Glenn Whittington is helping change Redmond’s palate.
“I’m turning Coors Light fans into microbrew drinkers every day,” says Whittington, 42, the owner and operator of Beer Dawgs, one of several growler-fill stations in Deschutes County’s second-largest city. “And for the people here that already were into craft brewing, I hear all the time, ‘This is great! Now I don’t have to drive into Bend.’”
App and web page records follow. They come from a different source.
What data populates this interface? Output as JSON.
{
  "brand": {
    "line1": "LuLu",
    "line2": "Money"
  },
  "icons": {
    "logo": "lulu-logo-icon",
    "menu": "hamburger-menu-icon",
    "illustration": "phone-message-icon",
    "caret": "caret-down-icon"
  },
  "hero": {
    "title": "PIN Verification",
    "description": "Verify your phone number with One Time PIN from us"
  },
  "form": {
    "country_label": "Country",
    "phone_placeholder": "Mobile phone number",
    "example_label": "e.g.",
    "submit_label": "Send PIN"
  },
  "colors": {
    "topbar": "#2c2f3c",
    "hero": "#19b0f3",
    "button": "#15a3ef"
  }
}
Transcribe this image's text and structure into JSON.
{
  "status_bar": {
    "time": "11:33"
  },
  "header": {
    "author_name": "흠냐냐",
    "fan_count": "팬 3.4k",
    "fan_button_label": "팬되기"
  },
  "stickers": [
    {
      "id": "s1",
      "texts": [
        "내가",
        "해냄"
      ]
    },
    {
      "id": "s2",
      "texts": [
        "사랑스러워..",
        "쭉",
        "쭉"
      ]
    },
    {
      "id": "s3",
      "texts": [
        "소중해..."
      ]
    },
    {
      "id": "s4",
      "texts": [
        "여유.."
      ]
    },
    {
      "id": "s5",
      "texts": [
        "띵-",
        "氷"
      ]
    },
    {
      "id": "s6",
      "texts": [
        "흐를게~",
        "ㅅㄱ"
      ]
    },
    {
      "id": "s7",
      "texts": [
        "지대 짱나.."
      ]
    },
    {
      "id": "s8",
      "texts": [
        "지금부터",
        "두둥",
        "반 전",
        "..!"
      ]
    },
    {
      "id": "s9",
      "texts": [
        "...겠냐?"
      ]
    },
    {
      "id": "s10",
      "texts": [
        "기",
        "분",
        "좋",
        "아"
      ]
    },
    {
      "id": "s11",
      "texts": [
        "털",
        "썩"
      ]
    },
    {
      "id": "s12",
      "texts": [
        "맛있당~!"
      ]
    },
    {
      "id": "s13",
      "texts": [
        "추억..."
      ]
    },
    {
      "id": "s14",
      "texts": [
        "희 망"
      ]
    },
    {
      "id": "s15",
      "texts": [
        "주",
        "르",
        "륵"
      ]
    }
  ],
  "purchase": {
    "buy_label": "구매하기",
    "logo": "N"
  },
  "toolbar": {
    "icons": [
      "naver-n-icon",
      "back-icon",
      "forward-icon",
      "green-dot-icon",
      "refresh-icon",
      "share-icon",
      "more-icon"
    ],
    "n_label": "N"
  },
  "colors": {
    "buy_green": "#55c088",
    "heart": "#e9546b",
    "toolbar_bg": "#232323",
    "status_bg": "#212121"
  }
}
Indeed, the Redmond beer scene is off and running. Wild Ride Brewing and Juniper Brewing both opened this spring, and Whittington’s mini-pub — picture a dream-worthy man cave with more than 30 taps — is among several businesses, including Smith Rock Brewing, the Pig & Pound Public House and the Lifeline Taphouse, that began welcoming customers within the past two years. Throw in Redmond’s original brewery, Cascade Lakes, which turns 20 this year, and all of a sudden The Hub of Central Oregon makes for a nice all-day beer trip.
“The Redmond beer culture has been awesome to be a part of,” says Wild Ride brewer and co-owner Paul Bergeman. “And we’re really excited to be a part of the Central Oregon beer culture in general.”
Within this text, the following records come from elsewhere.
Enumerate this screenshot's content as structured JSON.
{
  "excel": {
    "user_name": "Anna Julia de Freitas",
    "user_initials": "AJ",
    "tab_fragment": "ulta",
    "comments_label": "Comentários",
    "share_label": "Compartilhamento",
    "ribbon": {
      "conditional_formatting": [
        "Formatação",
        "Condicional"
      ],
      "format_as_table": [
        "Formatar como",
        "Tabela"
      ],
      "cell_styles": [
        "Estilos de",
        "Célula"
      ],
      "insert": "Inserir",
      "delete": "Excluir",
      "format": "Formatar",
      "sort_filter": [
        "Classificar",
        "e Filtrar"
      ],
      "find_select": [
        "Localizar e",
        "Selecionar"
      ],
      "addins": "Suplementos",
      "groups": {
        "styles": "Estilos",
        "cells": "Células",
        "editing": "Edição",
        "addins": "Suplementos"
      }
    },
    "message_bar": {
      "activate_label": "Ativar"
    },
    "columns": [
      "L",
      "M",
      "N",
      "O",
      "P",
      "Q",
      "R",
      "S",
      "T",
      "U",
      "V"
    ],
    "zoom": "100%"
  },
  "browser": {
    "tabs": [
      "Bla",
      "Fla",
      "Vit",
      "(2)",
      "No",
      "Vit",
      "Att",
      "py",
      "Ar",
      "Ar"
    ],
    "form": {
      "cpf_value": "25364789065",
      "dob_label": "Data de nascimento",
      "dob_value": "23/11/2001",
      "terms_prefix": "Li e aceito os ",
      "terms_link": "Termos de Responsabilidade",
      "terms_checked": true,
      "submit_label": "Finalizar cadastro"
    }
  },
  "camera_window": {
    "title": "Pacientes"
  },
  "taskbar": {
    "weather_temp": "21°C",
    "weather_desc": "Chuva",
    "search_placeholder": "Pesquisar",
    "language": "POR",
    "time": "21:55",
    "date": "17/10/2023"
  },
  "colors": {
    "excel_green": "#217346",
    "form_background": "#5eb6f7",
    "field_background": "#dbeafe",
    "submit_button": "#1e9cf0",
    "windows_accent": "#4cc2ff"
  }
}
While multiple businesses are doing their part to make Redmond more of a destination for craft-brew lovers, Wild Ride in particular seems poised for stardom. Located in a former Parr Lumber storage space on Fifth Street, Wild Ride retained the industrial feel of the building, giving its taproom plenty of character. The ceiling is as high as 24 feet in some spots and patrons can watch brewers work while they drink their beers on bars made from reclaimed wood. An outdoor patio doubles seating capacity. Outside tables made of upcycled electrical spools — they look good! — are centered around a firepit.
As nice as the building is, Wild Ride’s beer, and its impressive number of options, steal the show. Bergeman — who previously brewed for Portland’s Laurelwood Brewing and Hawaii’s Kona Brewing — opened Wild Ride with no fewer than 10 different brews on tap. The brewery now has 11 of its own creations flowing after Bergeman made a single-hop, single-malt beer for Central Oregon Beer Week, and it offers up a bit of everything, from Big Booty Golden Ale on the lighter end of the spectrum to the big Brain Bucket Imperial IPA, which clocked in at over 9 percent on my recent visit.
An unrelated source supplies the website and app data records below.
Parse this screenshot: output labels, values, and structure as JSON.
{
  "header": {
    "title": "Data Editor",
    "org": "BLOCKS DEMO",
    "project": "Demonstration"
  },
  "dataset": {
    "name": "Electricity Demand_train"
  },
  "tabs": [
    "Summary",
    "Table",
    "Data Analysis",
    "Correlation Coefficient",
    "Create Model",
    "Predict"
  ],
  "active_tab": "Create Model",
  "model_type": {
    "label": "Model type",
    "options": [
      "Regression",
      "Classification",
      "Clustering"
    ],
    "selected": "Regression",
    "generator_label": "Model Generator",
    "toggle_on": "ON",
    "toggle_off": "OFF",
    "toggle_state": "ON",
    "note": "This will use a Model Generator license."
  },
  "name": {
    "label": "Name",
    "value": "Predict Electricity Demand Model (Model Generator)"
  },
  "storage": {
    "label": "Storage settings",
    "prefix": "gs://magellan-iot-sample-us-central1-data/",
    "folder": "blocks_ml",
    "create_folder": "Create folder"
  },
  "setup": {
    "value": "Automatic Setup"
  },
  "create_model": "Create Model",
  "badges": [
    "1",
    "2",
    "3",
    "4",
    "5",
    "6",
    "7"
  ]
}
“Being in Redmond, we wanted to open our doors with a (brew) style for any beer drinker,” says Wild Ride co-owner Brian Mitchell, 38, a 1994 Redmond High School graduate. “Knowing Redmond’s a little more old school, we expected some desire for some lighter ales. That being said, there’s an excitement for craft beer here. It really is an untapped market.”
Focusing on beer, at least for now, Wild Ride does not have a kitchen but houses three food carts next to its patio; Foodfellas (sandwiches, wraps, chili fries), the Patty Wagon (burgers, grilled cheese masterpieces) and Lil Bit O Texas (barbecue) were all on site earlier this week.
“It gives people in the food cart business a chance to showcase what they love to do and lets us focus on beer,” says Bergeman, 38. “We can showcase what we’re here to do, which is to make great beer.”
Bergeman and Mitchell have big plans for the summer, including bottling its beers, tap handles throughout the region and a trip to the Oregon Brewers Festival in Portland. Wild Ride will also host Redmond’s annual Oktoberfest in the fall.
“We were always excited about Redmond,” says Mitchell, whose wife, Kelli Grey, is also a co-owner. “We were thrilled about finding our facility here, downtown.
Bergeman concurs: “Redmond’s coming around,” he says. “We like our concept, we’re having fun … and we’re excited to be here.”
— Reporter: 541-383-0305 or email@example.com